I suspect that producing a Fringe show is one of those experiences which makes you look back afterwards with serene hindsight at all the things which seemed simple enough from the outset. I can only liken the ordeal to that described by the rather wonderful Fascinating Aida in their tale of attempting to book cheap flights, only to find that there are a million separate application forms, each with individual charges. And yes, I'm sure everything has a name (apparently if you give it a name, like "booking fee" or "congestion charge", it makes it a thing).
However the fact remains that the one constant through the whole experience so far has been the development of the show, which, disregarding minor organisational failures, must still go on. It's hard to say at exactly what point a show becomes 'Fringe-Ready', but it is interesting to observe how our own development process has changed over the years.
Undoubtedly one of the toughest challenges Heretical Productions has faced with this most recent endeavor is a burgeoning attention to the little details. In the old days, most scenes were liberally ad-libbed (sometimes to the point of being semi-improvised) and the general framework of knowing where a scene needed to go and who needed to end up dead (or, perhaps more critically, not dead) was usually sufficient for the cohesive flow of a piece. In recent years however, with the new practice of breaking down show footage scene by scene and the valuable experience of previous shows taken to Fringe, the editorial eye has become much more critical and allowing a scene to ‘simply progress’ has stopped being an option.
This is not to say that the new material doesn't remain reasonably non-formulaic in its conception. The show is as much the end result of our own anarchical brain-wanderings as it is a devised piece, and that moment when somebody stood up in rehearsals and said “Wait, what if zombies were afraid of polar bears?” was usually the moment when a key plot point or character trait slipped snugly into position like a Rolo into the old-shape Smarties tube.

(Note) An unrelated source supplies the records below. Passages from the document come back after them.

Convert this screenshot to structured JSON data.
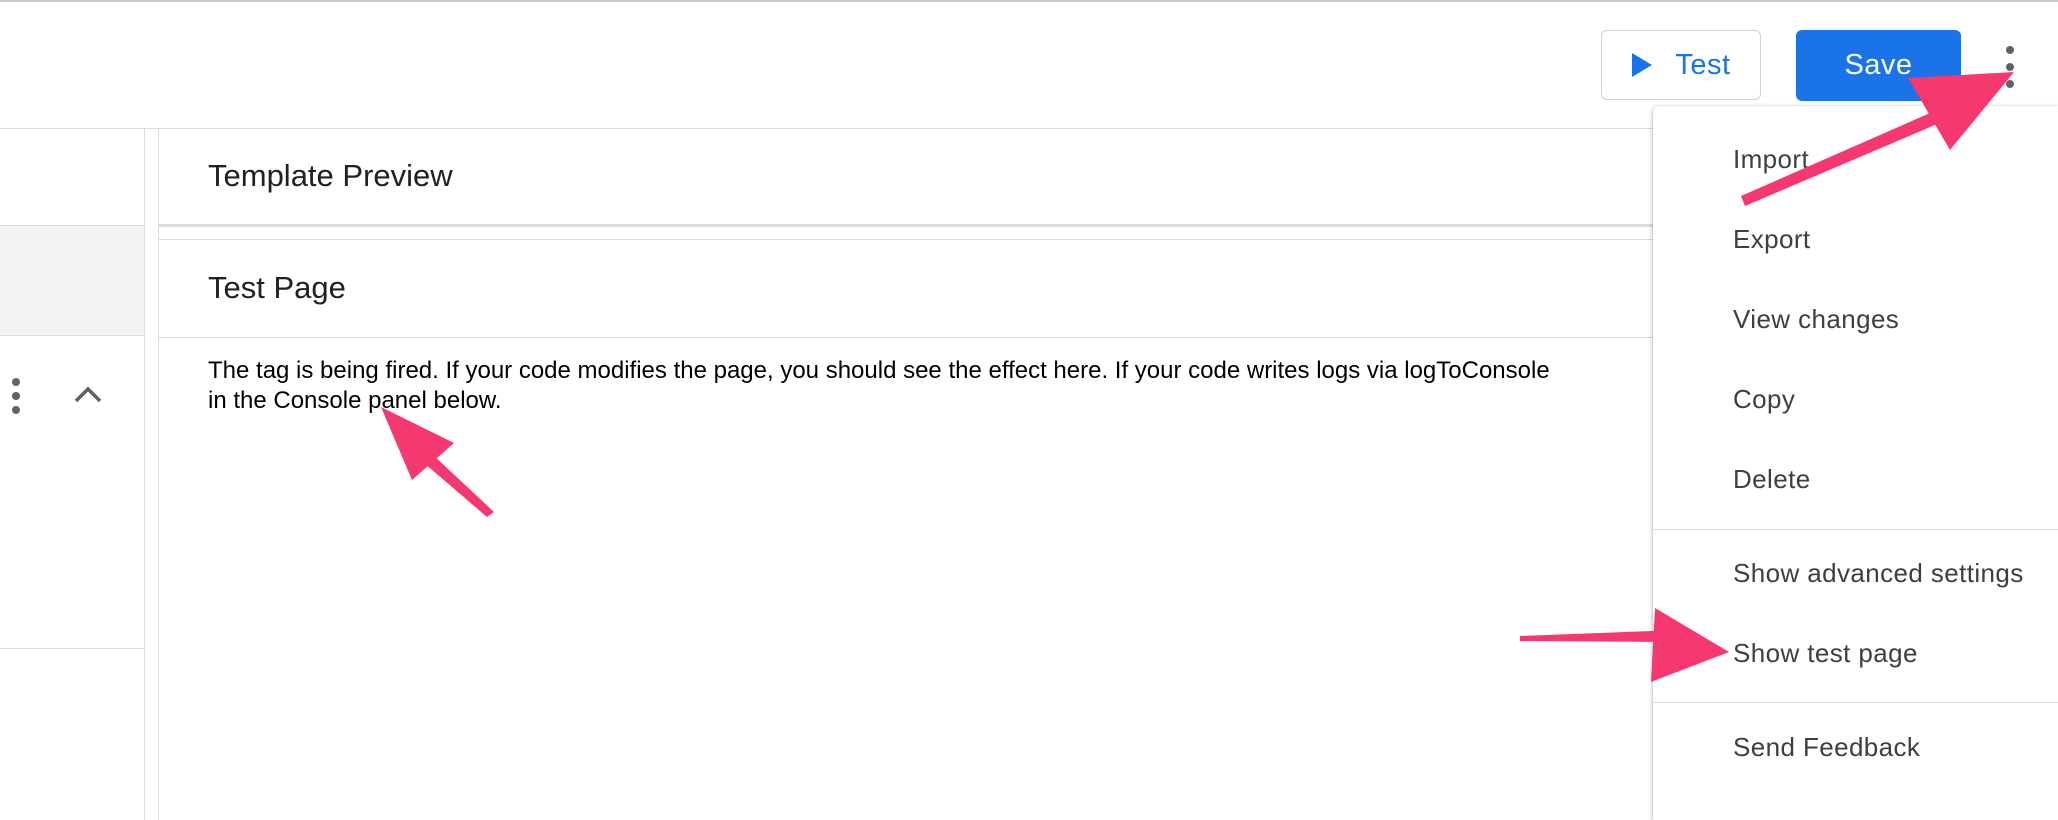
{
  "toolbar": {
    "test_label": "Test",
    "save_label": "Save"
  },
  "sections": {
    "template_preview_title": "Template Preview",
    "test_page_title": "Test Page",
    "test_page_message_line1": "The tag is being fired. If your code modifies the page, you should see the effect here. If your code writes logs via logToConsole",
    "test_page_message_line2": "in the Console panel below."
  },
  "menu": {
    "items": [
      {
        "label": "Import"
      },
      {
        "label": "Export"
      },
      {
        "label": "View changes"
      },
      {
        "label": "Copy"
      },
      {
        "label": "Delete"
      },
      {
        "label": "Show advanced settings"
      },
      {
        "label": "Show test page"
      },
      {
        "label": "Send Feedback"
      }
    ]
  },
  "colors": {
    "accent": "#1a73e8",
    "annotation_arrow": "#f5386f"
  },
  "icons": {
    "test": "play-icon",
    "overflow": "more-vert-icon",
    "row_overflow": "more-vert-icon",
    "collapse": "chevron-up-icon"
  }
}
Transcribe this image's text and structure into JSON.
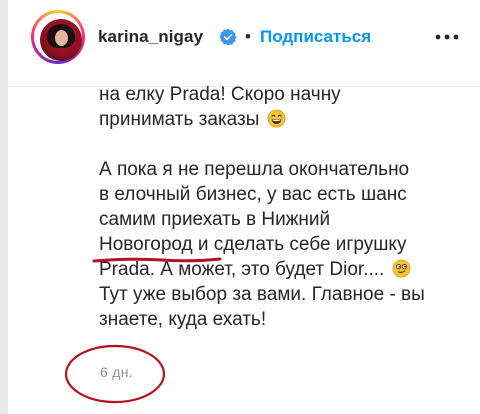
{
  "header": {
    "username": "karina_nigay",
    "separator": "•",
    "follow_label": "Подписаться",
    "more_icon": "more-horizontal-icon",
    "verified_icon": "verified-badge-icon"
  },
  "caption": {
    "lines": [
      "на елку Prada! Скоро начну",
      "принимать заказы",
      "",
      "А пока я не перешла окончательно",
      "в елочный бизнес, у вас есть шанс",
      "самим приехать в Нижний",
      "Новогород и сделать себе игрушку",
      "Prada. А может, это будет Dior....",
      "Тут уже выбор за вами. Главное - вы",
      "знаете, куда ехать!"
    ]
  },
  "timestamp": "6 дн.",
  "colors": {
    "accent": "#0095f6",
    "annotation": "#b3121e",
    "muted": "#8e8e8e",
    "text": "#262626"
  }
}
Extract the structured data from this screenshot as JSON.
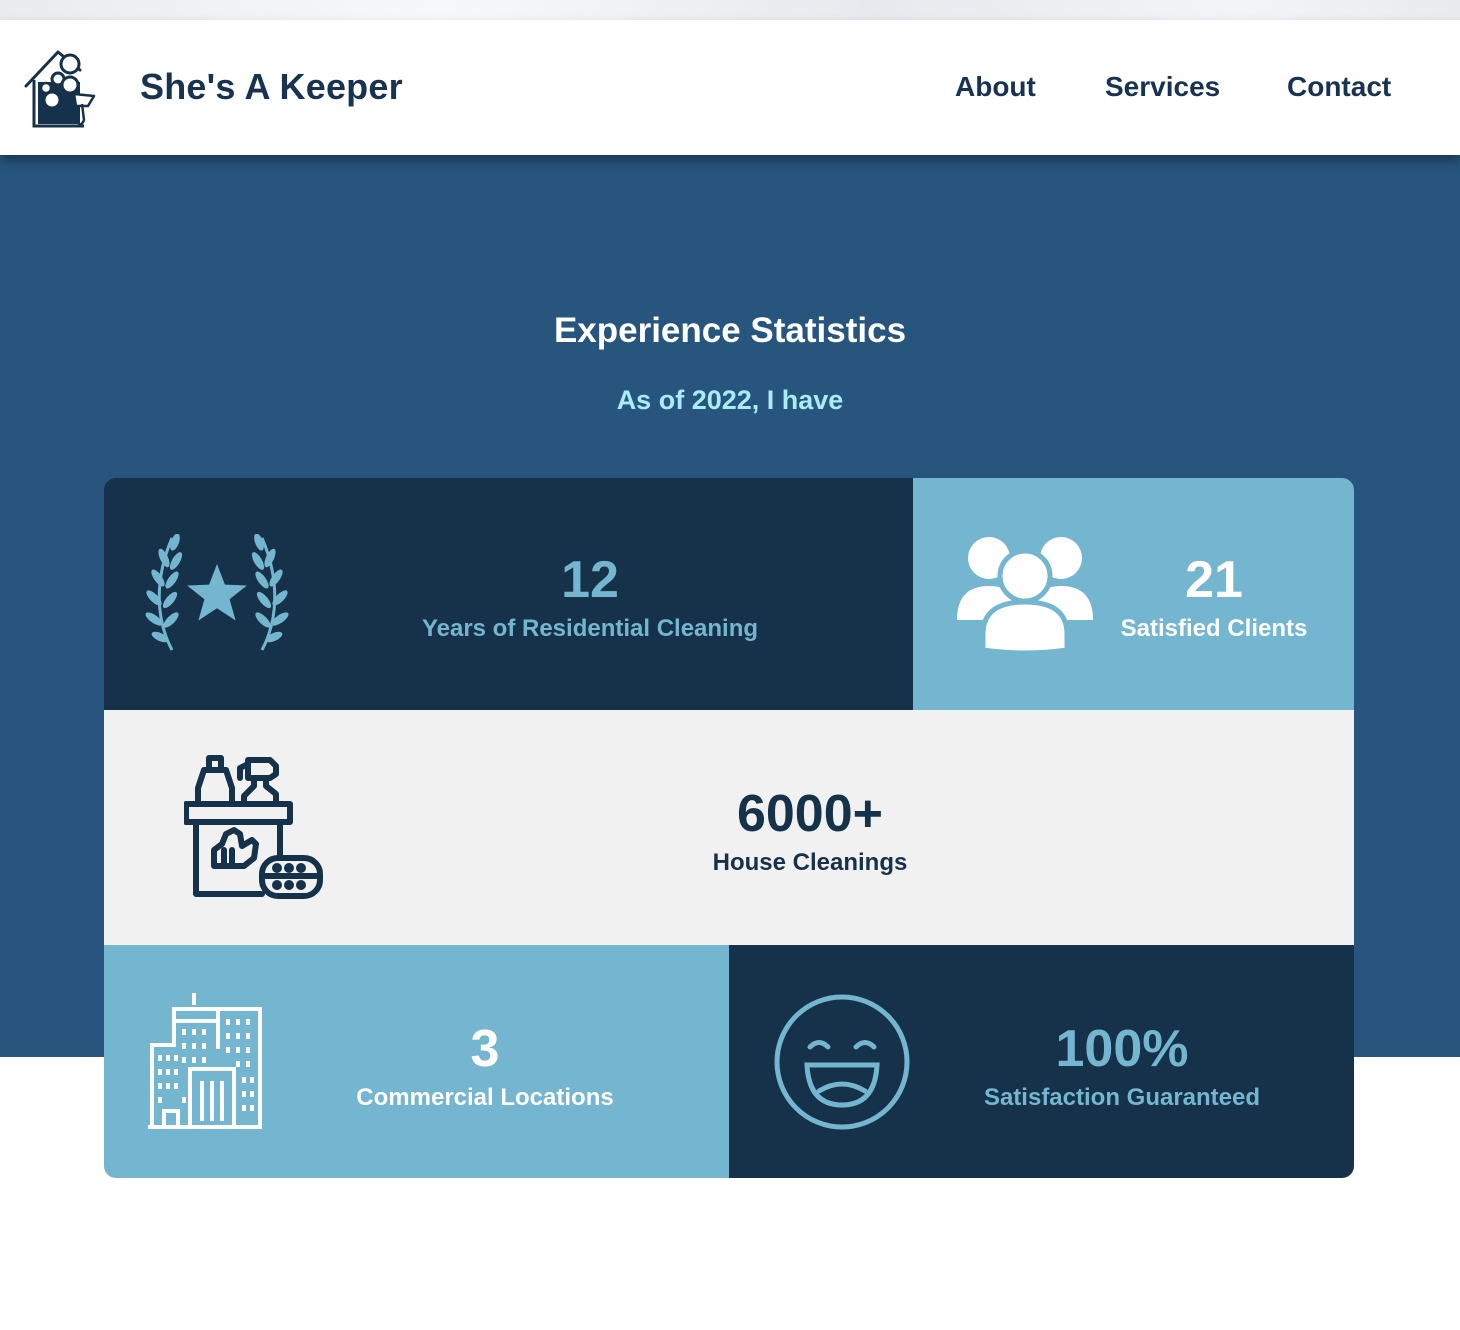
{
  "header": {
    "brand": "She's A Keeper",
    "logo_icon": "house-cleaning-logo-icon",
    "nav": [
      {
        "label": "About"
      },
      {
        "label": "Services"
      },
      {
        "label": "Contact"
      }
    ]
  },
  "section": {
    "title": "Experience Statistics",
    "subtitle": "As of 2022, I have"
  },
  "stats": [
    {
      "value": "12",
      "label": "Years of Residential Cleaning",
      "icon": "laurel-star-icon"
    },
    {
      "value": "21",
      "label": "Satisfied Clients",
      "icon": "people-group-icon"
    },
    {
      "value": "6000+",
      "label": "House Cleanings",
      "icon": "cleaning-supplies-icon"
    },
    {
      "value": "3",
      "label": "Commercial Locations",
      "icon": "buildings-icon"
    },
    {
      "value": "100%",
      "label": "Satisfaction Guaranteed",
      "icon": "laughing-face-icon"
    }
  ],
  "colors": {
    "navy": "#16324a",
    "hero_blue": "#28557e",
    "light_blue": "#74b5cf",
    "pale_cyan": "#a9ecf6",
    "light_gray": "#f1f1f2",
    "brand_text": "#173350"
  }
}
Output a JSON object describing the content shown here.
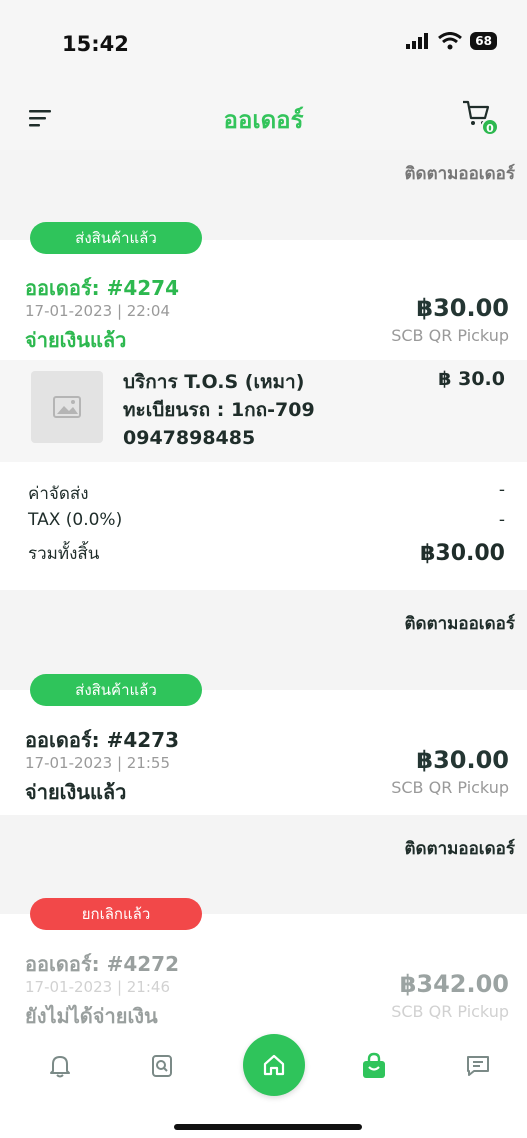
{
  "status_bar": {
    "time": "15:42",
    "battery": "68"
  },
  "header": {
    "title": "ออเดอร์",
    "cart_count": "0"
  },
  "track_label": "ติดตามออเดอร์",
  "orders": [
    {
      "badge": "ส่งสินค้าแล้ว",
      "number": "ออเดอร์: #4274",
      "datetime": "17-01-2023 | 22:04",
      "payment_status": "จ่ายเงินแล้ว",
      "total": "฿30.00",
      "method": "SCB QR Pickup",
      "item": {
        "line1": "บริการ T.O.S (เหมา)",
        "line2": "ทะเบียนรถ : 1กถ-709",
        "line3": "0947898485",
        "price": "฿ 30.0"
      },
      "summary": {
        "shipping_label": "ค่าจัดส่ง",
        "shipping_value": "-",
        "tax_label": "TAX (0.0%)",
        "tax_value": "-",
        "total_label": "รวมทั้งสิ้น",
        "total_value": "฿30.00"
      }
    },
    {
      "badge": "ส่งสินค้าแล้ว",
      "number": "ออเดอร์: #4273",
      "datetime": "17-01-2023 | 21:55",
      "payment_status": "จ่ายเงินแล้ว",
      "total": "฿30.00",
      "method": "SCB QR Pickup"
    },
    {
      "badge": "ยกเลิกแล้ว",
      "number": "ออเดอร์: #4272",
      "datetime": "17-01-2023 | 21:46",
      "payment_status": "ยังไม่ได้จ่ายเงิน",
      "total": "฿342.00",
      "method": "SCB QR Pickup"
    }
  ],
  "colors": {
    "accent": "#2fc45b",
    "cancel": "#f24849"
  },
  "tabs": [
    "bell-icon",
    "search-doc-icon",
    "home-icon",
    "shopping-bag-icon",
    "message-icon"
  ]
}
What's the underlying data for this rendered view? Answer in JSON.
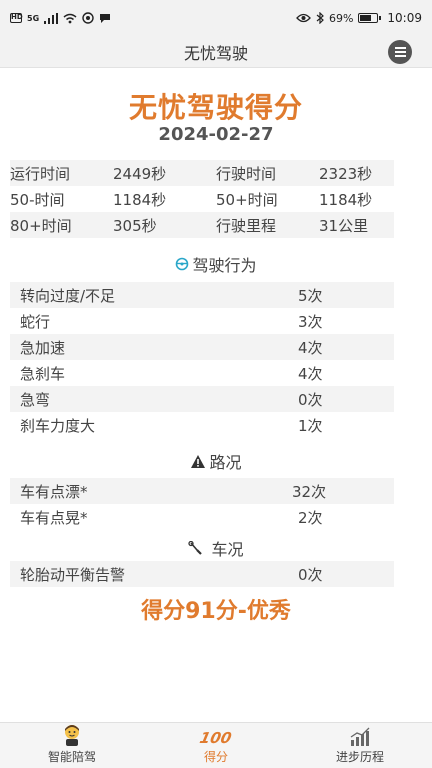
{
  "status": {
    "left_box": "HD",
    "network": "5G",
    "battery": "69%",
    "time": "10:09"
  },
  "header": {
    "title": "无忧驾驶"
  },
  "score": {
    "title": "无忧驾驶得分",
    "date": "2024-02-27"
  },
  "stats": [
    [
      "运行时间",
      "2449秒",
      "行驶时间",
      "2323秒"
    ],
    [
      "50-时间",
      "1184秒",
      "50+时间",
      "1184秒"
    ],
    [
      "80+时间",
      "305秒",
      "行驶里程",
      "31公里"
    ]
  ],
  "sections": {
    "behavior": {
      "heading": "驾驶行为",
      "items": [
        {
          "name": "转向过度/不足",
          "value": "5次"
        },
        {
          "name": "蛇行",
          "value": "3次"
        },
        {
          "name": "急加速",
          "value": "4次"
        },
        {
          "name": "急刹车",
          "value": "4次"
        },
        {
          "name": "急弯",
          "value": "0次"
        },
        {
          "name": "刹车力度大",
          "value": "1次"
        }
      ]
    },
    "road": {
      "heading": "路况",
      "items": [
        {
          "name": "车有点漂*",
          "value": "32次"
        },
        {
          "name": "车有点晃*",
          "value": "2次"
        }
      ]
    },
    "vehicle": {
      "heading": "车况",
      "items": [
        {
          "name": "轮胎动平衡告警",
          "value": "0次"
        }
      ]
    }
  },
  "final_score": "得分91分-优秀",
  "tabs": [
    {
      "label": "智能陪驾",
      "icon": "mascot-icon",
      "active": false
    },
    {
      "label": "得分",
      "icon": "score-100-icon",
      "glyph": "100",
      "active": true
    },
    {
      "label": "进步历程",
      "icon": "progress-chart-icon",
      "active": false
    }
  ],
  "colors": {
    "accent": "#e07b2e",
    "stripe": "#f3f3f3",
    "bar": "#f2f2f2"
  }
}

Ideas, characters or even whole plot lines tend to be born of someone’s spur of the moment idea, usually while playing Call of Duty or eating bacon. Sometimes, even stumbled or mis-delivered lines can lead to a new idea or just a different approach to an existing scene (what if all nightclub bouncers spoke like a 19th century gentleman’s gentleman?).
The end result is that The Heist has taken a whole year longer to make Fringe-ready than its predecessors. While we love Fringe dearly and would happily spend eleven of the twelve months a year pottering round at 2AM trying to find that show that handed out free bacon sandwiches, the show is always central to our Fringe visit and we won’t bring it until we love it.